Entries from a dataset of interfaces
══════════
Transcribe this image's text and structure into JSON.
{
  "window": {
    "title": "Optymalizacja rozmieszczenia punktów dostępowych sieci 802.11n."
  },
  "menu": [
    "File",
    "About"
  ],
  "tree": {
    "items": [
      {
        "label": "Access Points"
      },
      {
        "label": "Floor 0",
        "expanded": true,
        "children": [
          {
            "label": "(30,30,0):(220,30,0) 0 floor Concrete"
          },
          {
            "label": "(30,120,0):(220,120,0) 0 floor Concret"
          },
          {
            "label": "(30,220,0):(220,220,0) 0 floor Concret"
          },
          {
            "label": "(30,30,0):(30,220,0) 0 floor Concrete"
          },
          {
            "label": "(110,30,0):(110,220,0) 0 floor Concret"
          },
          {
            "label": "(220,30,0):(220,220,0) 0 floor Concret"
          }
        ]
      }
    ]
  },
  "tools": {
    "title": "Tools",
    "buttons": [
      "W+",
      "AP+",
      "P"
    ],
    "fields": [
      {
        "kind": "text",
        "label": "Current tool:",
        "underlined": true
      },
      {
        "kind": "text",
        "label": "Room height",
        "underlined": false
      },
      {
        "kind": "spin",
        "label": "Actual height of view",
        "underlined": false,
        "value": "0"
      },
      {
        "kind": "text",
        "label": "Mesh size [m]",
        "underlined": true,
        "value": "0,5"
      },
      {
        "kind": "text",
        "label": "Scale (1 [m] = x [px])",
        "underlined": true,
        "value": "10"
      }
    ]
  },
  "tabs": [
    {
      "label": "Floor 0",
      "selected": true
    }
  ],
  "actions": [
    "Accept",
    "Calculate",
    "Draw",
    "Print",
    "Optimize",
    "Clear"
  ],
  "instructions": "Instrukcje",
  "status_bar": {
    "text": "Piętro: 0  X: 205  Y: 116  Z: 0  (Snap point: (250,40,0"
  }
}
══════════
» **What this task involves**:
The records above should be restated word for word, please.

» **Result of the exercise**:
Transcribe this image's text and structure into JSON.
{
  "window": {
    "title": "Optymalizacja rozmieszczenia punktów dostępowych sieci 802.11n."
  },
  "menu": [
    "File",
    "About"
  ],
  "tree": {
    "items": [
      {
        "label": "Access Points"
      },
      {
        "label": "Floor 0",
        "expanded": true,
        "children": [
          {
            "label": "(30,30,0):(220,30,0) 0 floor Concrete"
          },
          {
            "label": "(30,120,0):(220,120,0) 0 floor Concret"
          },
          {
            "label": "(30,220,0):(220,220,0) 0 floor Concret"
          },
          {
            "label": "(30,30,0):(30,220,0) 0 floor Concrete"
          },
          {
            "label": "(110,30,0):(110,220,0) 0 floor Concret"
          },
          {
            "label": "(220,30,0):(220,220,0) 0 floor Concret"
          }
        ]
      }
    ]
  },
  "tools": {
    "title": "Tools",
    "buttons": [
      "W+",
      "AP+",
      "P"
    ],
    "fields": [
      {
        "kind": "text",
        "label": "Current tool:",
        "underlined": true
      },
      {
        "kind": "text",
        "label": "Room height",
        "underlined": false
      },
      {
        "kind": "spin",
        "label": "Actual height of view",
        "underlined": false,
        "value": "0"
      },
      {
        "kind": "text",
        "label": "Mesh size [m]",
        "underlined": true,
        "value": "0,5"
      },
      {
        "kind": "text",
        "label": "Scale (1 [m] = x [px])",
        "underlined": true,
        "value": "10"
      }
    ]
  },
  "tabs": [
    {
      "label": "Floor 0",
      "selected": true
    }
  ],
  "actions": [
    "Accept",
    "Calculate",
    "Draw",
    "Print",
    "Optimize",
    "Clear"
  ],
  "instructions": "Instrukcje",
  "status_bar": {
    "text": "Piętro: 0  X: 205  Y: 116  Z: 0  (Snap point: (250,40,0"
  }
}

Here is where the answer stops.